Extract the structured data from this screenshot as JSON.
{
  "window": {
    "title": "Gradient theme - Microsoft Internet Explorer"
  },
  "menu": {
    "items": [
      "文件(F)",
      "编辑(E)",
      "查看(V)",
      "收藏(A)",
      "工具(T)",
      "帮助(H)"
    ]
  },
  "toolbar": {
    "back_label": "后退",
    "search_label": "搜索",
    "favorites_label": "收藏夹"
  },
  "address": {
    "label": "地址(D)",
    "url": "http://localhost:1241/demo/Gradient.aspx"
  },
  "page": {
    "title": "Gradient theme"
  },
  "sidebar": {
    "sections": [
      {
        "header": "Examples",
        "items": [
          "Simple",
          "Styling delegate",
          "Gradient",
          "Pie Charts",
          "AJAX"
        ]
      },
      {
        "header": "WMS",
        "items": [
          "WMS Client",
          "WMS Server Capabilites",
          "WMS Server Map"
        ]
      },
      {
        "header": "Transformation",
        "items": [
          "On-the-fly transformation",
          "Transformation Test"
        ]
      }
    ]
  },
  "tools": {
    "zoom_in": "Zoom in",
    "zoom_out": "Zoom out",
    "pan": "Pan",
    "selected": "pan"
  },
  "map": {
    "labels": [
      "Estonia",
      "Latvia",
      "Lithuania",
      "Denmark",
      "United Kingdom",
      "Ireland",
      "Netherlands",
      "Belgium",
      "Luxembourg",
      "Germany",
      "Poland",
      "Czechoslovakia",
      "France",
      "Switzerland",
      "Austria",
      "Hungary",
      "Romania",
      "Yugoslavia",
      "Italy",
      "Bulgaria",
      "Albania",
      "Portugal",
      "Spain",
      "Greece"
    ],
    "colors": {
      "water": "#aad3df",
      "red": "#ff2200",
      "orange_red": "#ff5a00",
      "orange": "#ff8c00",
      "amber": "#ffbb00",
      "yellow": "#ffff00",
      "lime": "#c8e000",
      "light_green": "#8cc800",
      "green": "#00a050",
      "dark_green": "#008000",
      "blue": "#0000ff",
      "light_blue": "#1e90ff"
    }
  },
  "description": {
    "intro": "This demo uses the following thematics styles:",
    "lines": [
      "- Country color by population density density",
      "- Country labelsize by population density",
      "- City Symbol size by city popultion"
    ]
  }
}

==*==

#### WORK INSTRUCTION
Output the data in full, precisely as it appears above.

#### EXPECTED OUTPUT
Extract the structured data from this screenshot as JSON.
{
  "window": {
    "title": "Gradient theme - Microsoft Internet Explorer"
  },
  "menu": {
    "items": [
      "文件(F)",
      "编辑(E)",
      "查看(V)",
      "收藏(A)",
      "工具(T)",
      "帮助(H)"
    ]
  },
  "toolbar": {
    "back_label": "后退",
    "search_label": "搜索",
    "favorites_label": "收藏夹"
  },
  "address": {
    "label": "地址(D)",
    "url": "http://localhost:1241/demo/Gradient.aspx"
  },
  "page": {
    "title": "Gradient theme"
  },
  "sidebar": {
    "sections": [
      {
        "header": "Examples",
        "items": [
          "Simple",
          "Styling delegate",
          "Gradient",
          "Pie Charts",
          "AJAX"
        ]
      },
      {
        "header": "WMS",
        "items": [
          "WMS Client",
          "WMS Server Capabilites",
          "WMS Server Map"
        ]
      },
      {
        "header": "Transformation",
        "items": [
          "On-the-fly transformation",
          "Transformation Test"
        ]
      }
    ]
  },
  "tools": {
    "zoom_in": "Zoom in",
    "zoom_out": "Zoom out",
    "pan": "Pan",
    "selected": "pan"
  },
  "map": {
    "labels": [
      "Estonia",
      "Latvia",
      "Lithuania",
      "Denmark",
      "United Kingdom",
      "Ireland",
      "Netherlands",
      "Belgium",
      "Luxembourg",
      "Germany",
      "Poland",
      "Czechoslovakia",
      "France",
      "Switzerland",
      "Austria",
      "Hungary",
      "Romania",
      "Yugoslavia",
      "Italy",
      "Bulgaria",
      "Albania",
      "Portugal",
      "Spain",
      "Greece"
    ],
    "colors": {
      "water": "#aad3df",
      "red": "#ff2200",
      "orange_red": "#ff5a00",
      "orange": "#ff8c00",
      "amber": "#ffbb00",
      "yellow": "#ffff00",
      "lime": "#c8e000",
      "light_green": "#8cc800",
      "green": "#00a050",
      "dark_green": "#008000",
      "blue": "#0000ff",
      "light_blue": "#1e90ff"
    }
  },
  "description": {
    "intro": "This demo uses the following thematics styles:",
    "lines": [
      "- Country color by population density density",
      "- Country labelsize by population density",
      "- City Symbol size by city popultion"
    ]
  }
}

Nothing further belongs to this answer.